Of course, unless you are one of the 50,000 or so invited guests every year, you can’t just drop in, although I was impressed by the fact that you could just waltz up to the front gate without any evident signs of excessive security; contrast that to the White House. Lenore didn’t get to see the Queen today, but in a somewhat ironic twist, a couple of hours later we were on a tour bus that got stuck in a traffic jam caused by the fact that the Queen was attending church nearby.
St. James Park
From the Victoria Memorial you can enter St. James Park, which we did. In Home Thoughts from Abroad Robert Browning penned the famous line, “OH, to be in England now that April’s there” and although this was February and not April, you wouldn’t know it as the park was carpeted in flowers. I’ve been to England enough to know that the daffodils and primroses that were out in February were at least a good month ahead of schedule. Chatting with some of the passersby, most of whom where walking dogs, we learned that London had not really experienced any true winter weather this year (2015-16). Despite the fact that this was undoubtedly a sign of global warming, nobody was complaining this glorious morning. Here’s one of my favourite views of Buckingham Palace from the bridge over the pond in St. James Park.
Speaking of daffodils, my all time favourite Wordsworth poem is I Wandered Lonely as a Cloud with one of the best opening verses in all poesy,
I wandered lonely as a cloud
That floats on high o’er vales and hills,
When all at once I saw a crowd, A host, of golden daffodils;
Beside the lake, beneath the trees, Fluttering and dancing in the breeze.
Here we were, beside a lake, beneath the trees and this is what we saw, fluttering and dancing in the breeze. Oscar Wilde would have approved of this example of life imitating art.
The primroses and English daisies were pretty spectacular as well – I mean this is February!
At the far end of St. James Park you’ll likely find four of the park’s most famous residents – these Great White Pelicans.
The pelicans are not native to London and are apparently descendants of the first pelicans which were a gift from the Russians in 1664. They were certainly not camera shy and quite gregarious. I knew that the Tower of London had its ravens, but not that St. James Park had its pelicans.

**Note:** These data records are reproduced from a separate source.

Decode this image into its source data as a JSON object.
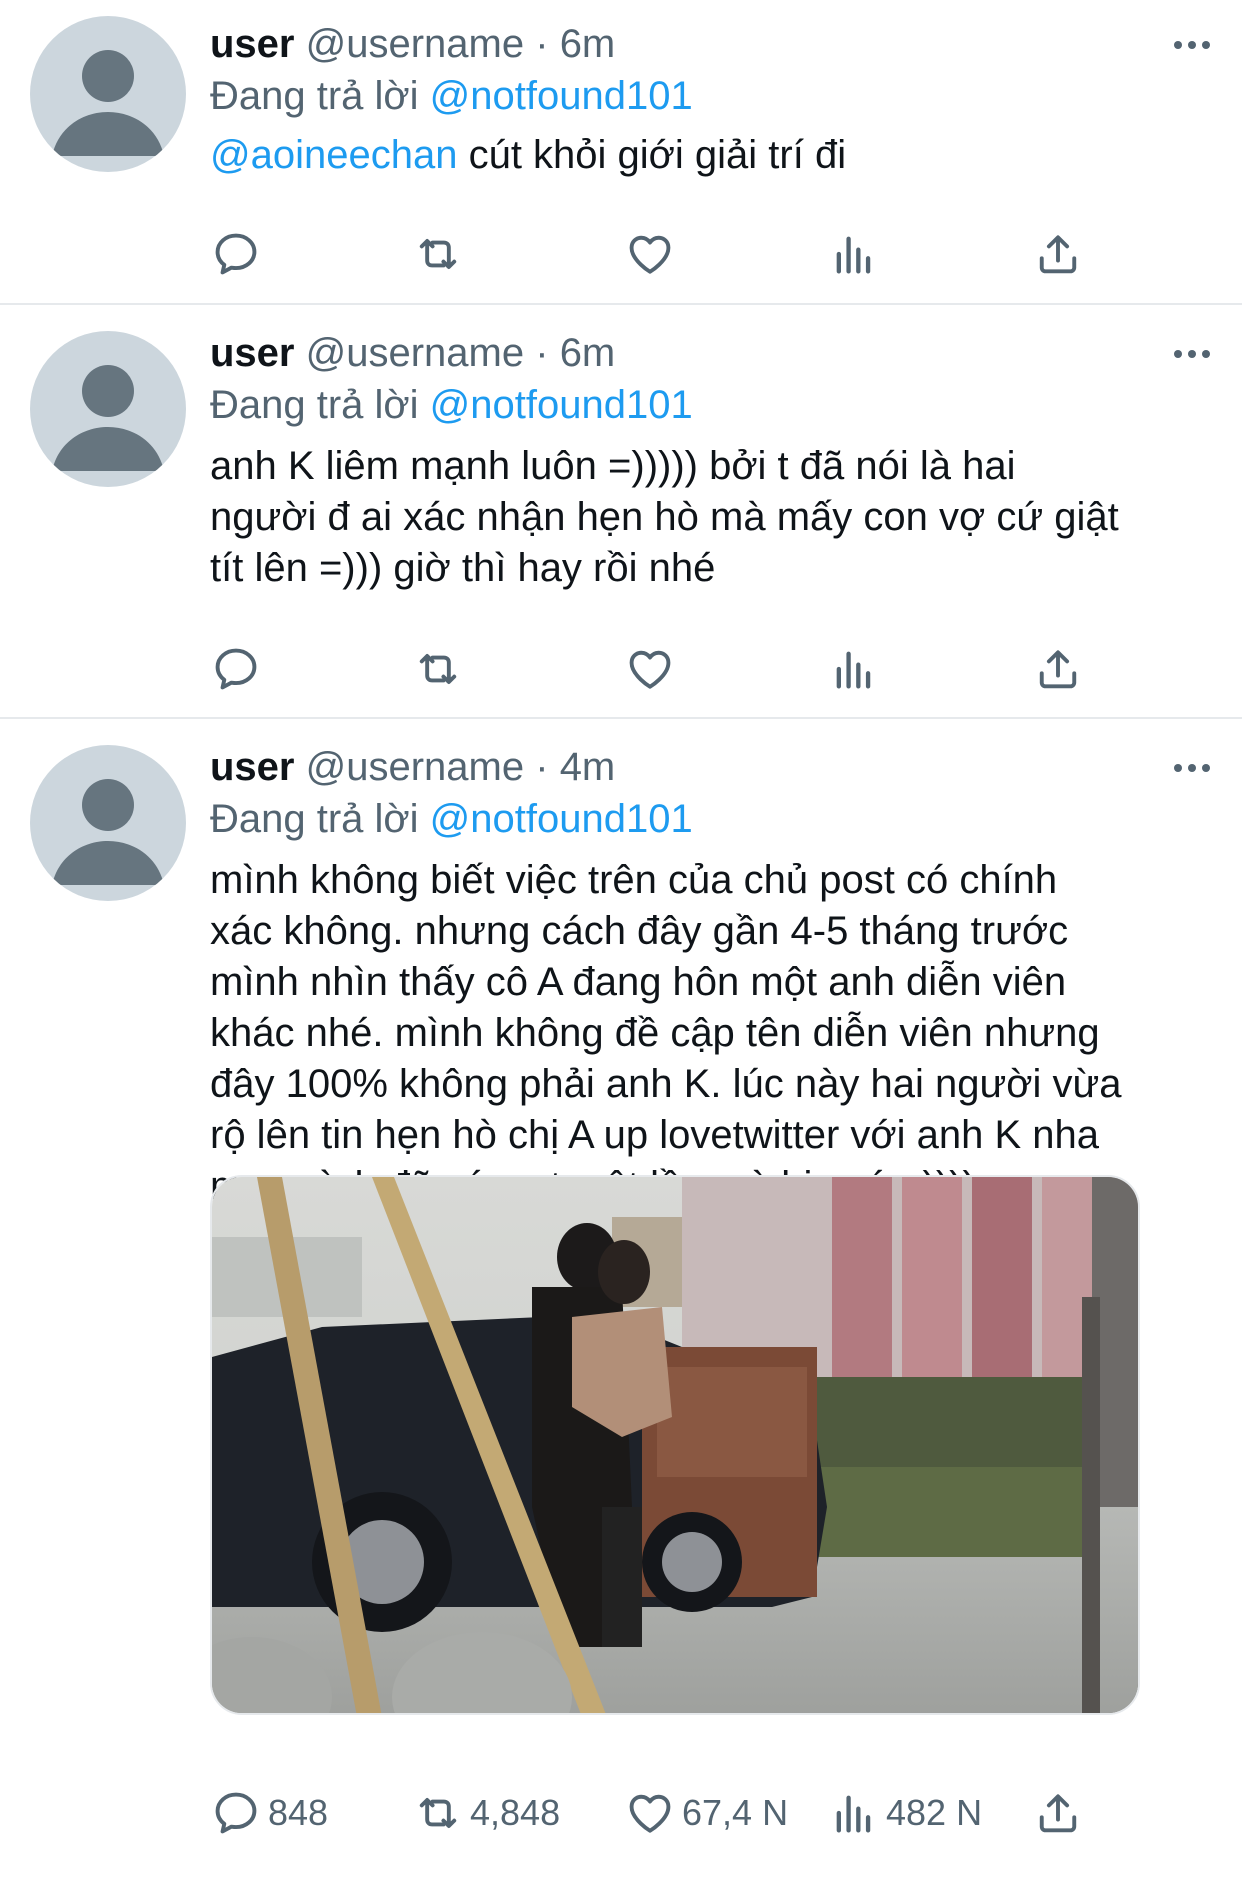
{
  "tweets": [
    {
      "name": "user",
      "handle": "@username",
      "dot": "·",
      "time": "6m",
      "reply_prefix": "Đang trả lời",
      "reply_to": "@notfound101",
      "body_mention": "@aoineechan",
      "body": " cút khỏi giới giải trí đi"
    },
    {
      "name": "user",
      "handle": "@username",
      "dot": "·",
      "time": "6m",
      "reply_prefix": "Đang trả lời",
      "reply_to": "@notfound101",
      "body_lines": [
        "anh K liêm mạnh luôn =))))) bởi t đã nói là hai",
        "người đ ai xác nhận hẹn hò mà mấy con vợ cứ giật",
        "tít lên =))) giờ thì hay rồi nhé"
      ]
    },
    {
      "name": "user",
      "handle": "@username",
      "dot": "·",
      "time": "4m",
      "reply_prefix": "Đang trả lời",
      "reply_to": "@notfound101",
      "body_lines": [
        "mình không biết việc trên của chủ post có chính",
        "xác không. nhưng cách đây gần 4-5 tháng trước",
        "mình nhìn thấy cô A đang hôn một anh diễn viên",
        "khác nhé. mình không đề cập tên diễn viên nhưng",
        "đây 100% không phải anh K. lúc này hai người vừa",
        "rộ lên tin hẹn hò chị A up lovetwitter với anh K nha",
        "mn. mình đã có cmt một lần mà bị xoá =))))"
      ],
      "counts": {
        "replies": "848",
        "retweets": "4,848",
        "likes": "67,4 N",
        "views": "482 N"
      }
    }
  ],
  "colors": {
    "accent": "#1d9bf0",
    "secondary_text": "#536471",
    "avatar_bg": "#ccd6dd",
    "avatar_fg": "#66757f"
  },
  "icons": [
    "reply-icon",
    "retweet-icon",
    "like-icon",
    "views-icon",
    "share-icon",
    "more-icon"
  ]
}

Just by coincidence, a month earlier and thousands of miles away I had come upon a huge flock of white pelicans on Indian Key in the everglades.
At the far end of St. James Park you come to the Horse Guards Parade complex which includes Old Admiralty House past which the Horse Guards parade in one of the most colourful of British military pageants. It serves no useful purpose other than to carry on a tradition that most everyone enjoys.
There are those who would abolish the monarchy and do away with these, to them, fusty traditions and use the money saved to help the poor. Only problem is that Britain makes more money from the tourism dollars generated by the Royal family and these type of antiquated ceremonies than it costs to support them. Besides, wasn’t it Jesus who said, “The poor will always be with you” and who am I to gainsay that? Doing away with the traditions will just mean we don’t have the traditions anymore and the comfort they give to a lot of people. It wouldn’t make things a whit better and probably, losing these links to the past, would make things worse.
So that’s it from Buckingham Palace. Cheerio, it’s time for tea!